I immediately began to do more research into the program, and quickly discovered that it was the top rated method in the world, mobilizing more than 30 million people worldwide to kick the addiction.
But the truly surprising part of this all? The first half of the online program was completely free.
Obviously, I immediately enrolled with the program, and believe it or not, after watching 12 short videos, not only did I stop smoking, but I had zero desire to light up!
In hindsight, the combination of the program letting me continue smoking until I chose to stop, with letting me begin taking classes, totally commitment free, really mobilized me to quit.
It’s hard to put into words, but for the first time in my life, I was bigger and stronger than the addiction. I was able to overcome it. I was more than a pack of cigarettes, and they no longer held the same allure and appealed to me in the overwhelming way they once did.
Sure, I was worried I would continue to crave that morning cigarette with my coffee, and after meals, and while out with friends at the bar.
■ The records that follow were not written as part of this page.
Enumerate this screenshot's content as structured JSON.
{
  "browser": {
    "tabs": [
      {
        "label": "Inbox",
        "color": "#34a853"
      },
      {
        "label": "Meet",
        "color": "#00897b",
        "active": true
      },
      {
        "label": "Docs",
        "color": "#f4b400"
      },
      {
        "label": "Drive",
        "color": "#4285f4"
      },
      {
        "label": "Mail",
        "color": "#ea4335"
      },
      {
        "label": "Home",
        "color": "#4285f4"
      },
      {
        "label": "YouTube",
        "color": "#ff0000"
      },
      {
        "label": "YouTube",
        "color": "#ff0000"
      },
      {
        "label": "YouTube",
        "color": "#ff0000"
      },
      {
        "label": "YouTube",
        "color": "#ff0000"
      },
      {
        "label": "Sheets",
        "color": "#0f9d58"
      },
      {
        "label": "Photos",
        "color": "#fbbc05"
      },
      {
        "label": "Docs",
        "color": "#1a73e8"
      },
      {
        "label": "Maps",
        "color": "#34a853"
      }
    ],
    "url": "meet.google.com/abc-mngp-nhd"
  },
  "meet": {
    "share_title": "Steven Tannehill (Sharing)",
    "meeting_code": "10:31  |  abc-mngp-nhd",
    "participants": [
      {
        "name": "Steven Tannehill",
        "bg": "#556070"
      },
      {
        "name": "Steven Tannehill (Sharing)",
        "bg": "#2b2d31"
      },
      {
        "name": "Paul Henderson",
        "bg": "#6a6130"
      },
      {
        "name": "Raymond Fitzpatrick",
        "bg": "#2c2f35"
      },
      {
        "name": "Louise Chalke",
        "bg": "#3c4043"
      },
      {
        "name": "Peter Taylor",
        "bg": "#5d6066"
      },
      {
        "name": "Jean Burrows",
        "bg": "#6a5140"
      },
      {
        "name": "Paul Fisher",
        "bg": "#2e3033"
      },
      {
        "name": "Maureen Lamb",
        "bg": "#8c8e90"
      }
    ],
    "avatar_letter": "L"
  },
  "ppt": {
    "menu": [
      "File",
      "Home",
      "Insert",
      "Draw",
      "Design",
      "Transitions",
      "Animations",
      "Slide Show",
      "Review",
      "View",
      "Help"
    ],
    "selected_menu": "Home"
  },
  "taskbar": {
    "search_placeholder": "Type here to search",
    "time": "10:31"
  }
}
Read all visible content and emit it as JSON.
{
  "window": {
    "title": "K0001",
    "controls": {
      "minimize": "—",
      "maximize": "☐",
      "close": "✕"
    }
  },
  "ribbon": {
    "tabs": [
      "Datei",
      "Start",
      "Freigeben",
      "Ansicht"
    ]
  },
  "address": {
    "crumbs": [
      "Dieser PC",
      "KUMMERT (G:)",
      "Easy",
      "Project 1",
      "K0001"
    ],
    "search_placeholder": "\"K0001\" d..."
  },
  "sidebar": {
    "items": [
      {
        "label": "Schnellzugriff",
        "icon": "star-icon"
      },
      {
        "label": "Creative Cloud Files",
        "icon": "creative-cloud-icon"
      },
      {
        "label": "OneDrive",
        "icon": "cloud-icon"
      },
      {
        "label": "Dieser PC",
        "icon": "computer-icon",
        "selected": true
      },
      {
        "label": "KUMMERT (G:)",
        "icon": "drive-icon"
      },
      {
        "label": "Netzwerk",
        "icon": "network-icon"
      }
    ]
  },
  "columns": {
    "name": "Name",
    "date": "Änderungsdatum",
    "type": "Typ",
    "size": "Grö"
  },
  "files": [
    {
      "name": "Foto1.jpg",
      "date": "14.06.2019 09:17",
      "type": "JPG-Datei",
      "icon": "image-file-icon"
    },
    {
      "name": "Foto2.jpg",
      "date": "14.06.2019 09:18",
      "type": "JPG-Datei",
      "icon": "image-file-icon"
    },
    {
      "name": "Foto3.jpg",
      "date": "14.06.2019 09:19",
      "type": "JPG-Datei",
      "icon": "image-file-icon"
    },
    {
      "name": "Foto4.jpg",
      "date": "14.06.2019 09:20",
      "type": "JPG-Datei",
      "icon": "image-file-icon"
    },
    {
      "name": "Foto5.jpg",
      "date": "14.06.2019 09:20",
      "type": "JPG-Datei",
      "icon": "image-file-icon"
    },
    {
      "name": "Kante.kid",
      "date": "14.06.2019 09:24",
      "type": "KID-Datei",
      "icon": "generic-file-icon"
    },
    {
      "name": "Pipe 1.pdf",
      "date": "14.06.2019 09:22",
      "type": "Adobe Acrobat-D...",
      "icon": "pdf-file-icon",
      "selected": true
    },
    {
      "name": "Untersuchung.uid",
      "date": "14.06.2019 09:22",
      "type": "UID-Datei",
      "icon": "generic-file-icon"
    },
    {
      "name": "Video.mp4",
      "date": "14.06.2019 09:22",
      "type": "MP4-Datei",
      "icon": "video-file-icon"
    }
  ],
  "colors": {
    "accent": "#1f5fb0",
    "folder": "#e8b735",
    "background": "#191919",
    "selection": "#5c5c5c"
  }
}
But for the first time, it didn’t matter. It felt as if I was taking my life by the reigns again, and steering it in the direction I wanted it to go. Not where my addiction wanted.
A few weeks ago, I wrote a Facebook post of thanks to those responsible for the method that changed my life. I not only wanted to publicly acknowledge them, but I wanted to know what I could do to thank them for the tremendous gift of a smoke-free life that they gave me.
Their answer was extremely powerful: “Don’t help us, help other smokers! Tell them that it is possible to quit, and that every smoker has the power to take their fate into their hands, and save their own lives”.
So here we are. Because of this amazing organization, I am here today, telling you my story, in the hopes that all the smokers out there reading this will also give this program a chance, and take advantage of all the wonderful things the future has in store for you.
I know that quitting smoking is an extremely, extremely, difficult road to embark on, but don’t get anxious, because you don’t need to go cold turkey. That method is a thing of the past. “The Cognitive” method the future.
Just like I started the process, take the first step and click on the link to begin the first half of the classes—totally free!
No credit card information will be required, and there are no guarantees or signatures required! It is totally obligation free.
Please don’t wait for disaster to hit to understand that cigarettes really do kill. Register now. It might just be the thing that saves your life.